[Collection entries]
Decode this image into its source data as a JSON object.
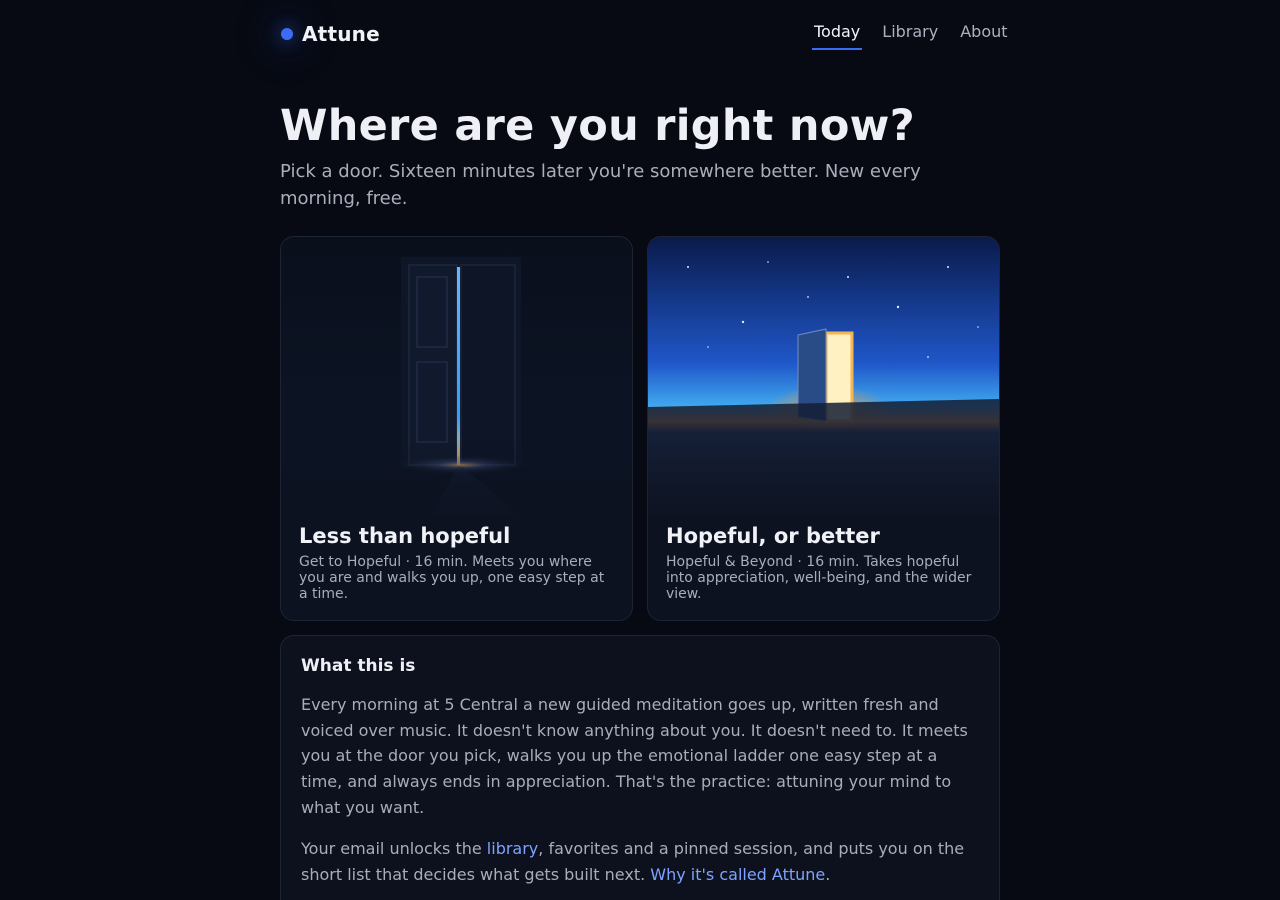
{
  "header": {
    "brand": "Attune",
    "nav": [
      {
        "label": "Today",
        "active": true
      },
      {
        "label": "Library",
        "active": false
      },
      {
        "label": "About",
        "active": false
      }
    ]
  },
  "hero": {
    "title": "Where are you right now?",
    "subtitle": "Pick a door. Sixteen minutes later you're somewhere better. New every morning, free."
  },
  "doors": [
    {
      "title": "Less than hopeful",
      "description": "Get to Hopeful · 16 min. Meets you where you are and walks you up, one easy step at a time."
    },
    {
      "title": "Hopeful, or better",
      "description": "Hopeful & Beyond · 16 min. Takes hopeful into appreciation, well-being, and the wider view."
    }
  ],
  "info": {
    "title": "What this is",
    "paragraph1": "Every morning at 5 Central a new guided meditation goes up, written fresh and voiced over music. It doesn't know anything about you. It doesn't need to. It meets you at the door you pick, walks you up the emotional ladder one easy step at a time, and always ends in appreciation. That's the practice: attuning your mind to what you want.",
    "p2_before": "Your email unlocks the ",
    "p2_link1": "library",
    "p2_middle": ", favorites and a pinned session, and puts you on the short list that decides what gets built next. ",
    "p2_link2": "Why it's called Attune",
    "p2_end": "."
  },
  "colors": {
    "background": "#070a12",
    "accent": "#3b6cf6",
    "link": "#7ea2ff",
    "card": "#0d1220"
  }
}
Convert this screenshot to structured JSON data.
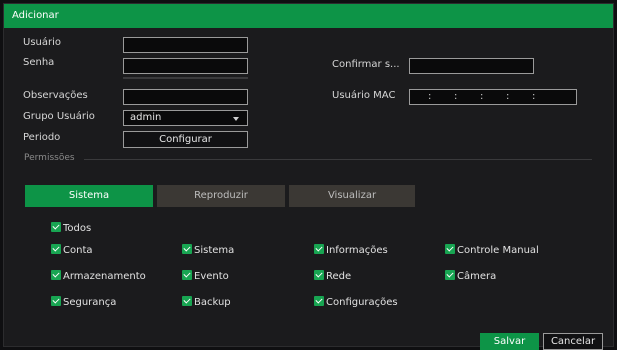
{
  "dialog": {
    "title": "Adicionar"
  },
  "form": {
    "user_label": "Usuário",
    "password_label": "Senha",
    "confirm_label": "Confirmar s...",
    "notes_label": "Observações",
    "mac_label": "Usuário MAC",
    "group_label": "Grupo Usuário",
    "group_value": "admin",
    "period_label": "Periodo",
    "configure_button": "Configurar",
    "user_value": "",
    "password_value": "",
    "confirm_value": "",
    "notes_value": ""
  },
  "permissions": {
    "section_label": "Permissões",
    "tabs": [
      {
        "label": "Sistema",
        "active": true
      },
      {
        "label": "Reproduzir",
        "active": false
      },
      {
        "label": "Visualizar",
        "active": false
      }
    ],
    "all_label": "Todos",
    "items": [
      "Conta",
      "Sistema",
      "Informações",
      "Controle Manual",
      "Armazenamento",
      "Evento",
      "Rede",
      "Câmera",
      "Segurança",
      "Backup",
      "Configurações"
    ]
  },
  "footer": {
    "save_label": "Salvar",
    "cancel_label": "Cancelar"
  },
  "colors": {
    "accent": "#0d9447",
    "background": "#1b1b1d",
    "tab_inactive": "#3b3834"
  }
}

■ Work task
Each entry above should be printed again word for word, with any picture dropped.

■ Answer to this exercise
Decode this image into its source data as a JSON object.
{
  "header": {
    "brand": "Attune",
    "nav": [
      {
        "label": "Today",
        "active": true
      },
      {
        "label": "Library",
        "active": false
      },
      {
        "label": "About",
        "active": false
      }
    ]
  },
  "hero": {
    "title": "Where are you right now?",
    "subtitle": "Pick a door. Sixteen minutes later you're somewhere better. New every morning, free."
  },
  "doors": [
    {
      "title": "Less than hopeful",
      "description": "Get to Hopeful · 16 min. Meets you where you are and walks you up, one easy step at a time."
    },
    {
      "title": "Hopeful, or better",
      "description": "Hopeful & Beyond · 16 min. Takes hopeful into appreciation, well-being, and the wider view."
    }
  ],
  "info": {
    "title": "What this is",
    "paragraph1": "Every morning at 5 Central a new guided meditation goes up, written fresh and voiced over music. It doesn't know anything about you. It doesn't need to. It meets you at the door you pick, walks you up the emotional ladder one easy step at a time, and always ends in appreciation. That's the practice: attuning your mind to what you want.",
    "p2_before": "Your email unlocks the ",
    "p2_link1": "library",
    "p2_middle": ", favorites and a pinned session, and puts you on the short list that decides what gets built next. ",
    "p2_link2": "Why it's called Attune",
    "p2_end": "."
  },
  "colors": {
    "background": "#070a12",
    "accent": "#3b6cf6",
    "link": "#7ea2ff",
    "card": "#0d1220"
  }
}
Convert this screenshot to structured JSON data.
{
  "dialog": {
    "title": "Adicionar"
  },
  "form": {
    "user_label": "Usuário",
    "password_label": "Senha",
    "confirm_label": "Confirmar s...",
    "notes_label": "Observações",
    "mac_label": "Usuário MAC",
    "group_label": "Grupo Usuário",
    "group_value": "admin",
    "period_label": "Periodo",
    "configure_button": "Configurar",
    "user_value": "",
    "password_value": "",
    "confirm_value": "",
    "notes_value": ""
  },
  "permissions": {
    "section_label": "Permissões",
    "tabs": [
      {
        "label": "Sistema",
        "active": true
      },
      {
        "label": "Reproduzir",
        "active": false
      },
      {
        "label": "Visualizar",
        "active": false
      }
    ],
    "all_label": "Todos",
    "items": [
      "Conta",
      "Sistema",
      "Informações",
      "Controle Manual",
      "Armazenamento",
      "Evento",
      "Rede",
      "Câmera",
      "Segurança",
      "Backup",
      "Configurações"
    ]
  },
  "footer": {
    "save_label": "Salvar",
    "cancel_label": "Cancelar"
  },
  "colors": {
    "accent": "#0d9447",
    "background": "#1b1b1d",
    "tab_inactive": "#3b3834"
  }
}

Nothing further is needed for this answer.